_Data for this exercise_
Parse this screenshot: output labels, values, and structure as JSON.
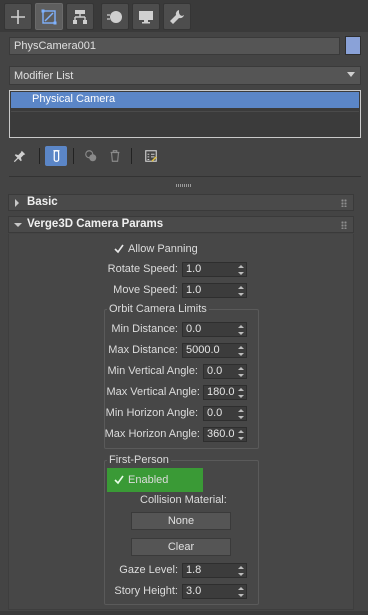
{
  "tabs": [
    {
      "icon": "plus-icon",
      "name": "create"
    },
    {
      "icon": "modify-icon",
      "name": "modify"
    },
    {
      "icon": "hierarchy-icon",
      "name": "hierarchy"
    },
    {
      "icon": "motion-icon",
      "name": "motion"
    },
    {
      "icon": "display-icon",
      "name": "display"
    },
    {
      "icon": "utilities-icon",
      "name": "utilities"
    }
  ],
  "object": {
    "name": "PhysCamera001",
    "color": "#8aa2d8"
  },
  "modifier_list": {
    "label": "Modifier List"
  },
  "stack": {
    "items": [
      "Physical Camera"
    ]
  },
  "rollouts": {
    "basic": {
      "title": "Basic"
    },
    "verge": {
      "title": "Verge3D Camera Params"
    }
  },
  "params": {
    "allow_panning": {
      "label": "Allow Panning",
      "checked": true
    },
    "rotate_speed": {
      "label": "Rotate Speed:",
      "value": "1.0"
    },
    "move_speed": {
      "label": "Move Speed:",
      "value": "1.0"
    },
    "orbit_limits": {
      "title": "Orbit Camera Limits",
      "min_distance": {
        "label": "Min Distance:",
        "value": "0.0"
      },
      "max_distance": {
        "label": "Max Distance:",
        "value": "5000.0"
      },
      "min_vertical": {
        "label": "Min Vertical Angle:",
        "value": "0.0"
      },
      "max_vertical": {
        "label": "Max Vertical Angle:",
        "value": "180.0"
      },
      "min_horizon": {
        "label": "Min Horizon Angle:",
        "value": "0.0"
      },
      "max_horizon": {
        "label": "Max Horizon Angle:",
        "value": "360.0"
      }
    },
    "first_person": {
      "title": "First-Person",
      "enabled": {
        "label": "Enabled",
        "checked": true
      },
      "collision_label": "Collision Material:",
      "none_button": "None",
      "clear_button": "Clear",
      "gaze_level": {
        "label": "Gaze Level:",
        "value": "1.8"
      },
      "story_height": {
        "label": "Story Height:",
        "value": "3.0"
      }
    }
  },
  "colors": {
    "panel": "#444444",
    "selection": "#5b86c7",
    "enabled_highlight": "#3a9a36"
  }
}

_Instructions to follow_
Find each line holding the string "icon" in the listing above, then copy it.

_Final answer_
      "icon": "plus-icon",
      "icon": "modify-icon",
      "icon": "hierarchy-icon",
      "icon": "motion-icon",
      "icon": "display-icon",
      "icon": "utilities-icon",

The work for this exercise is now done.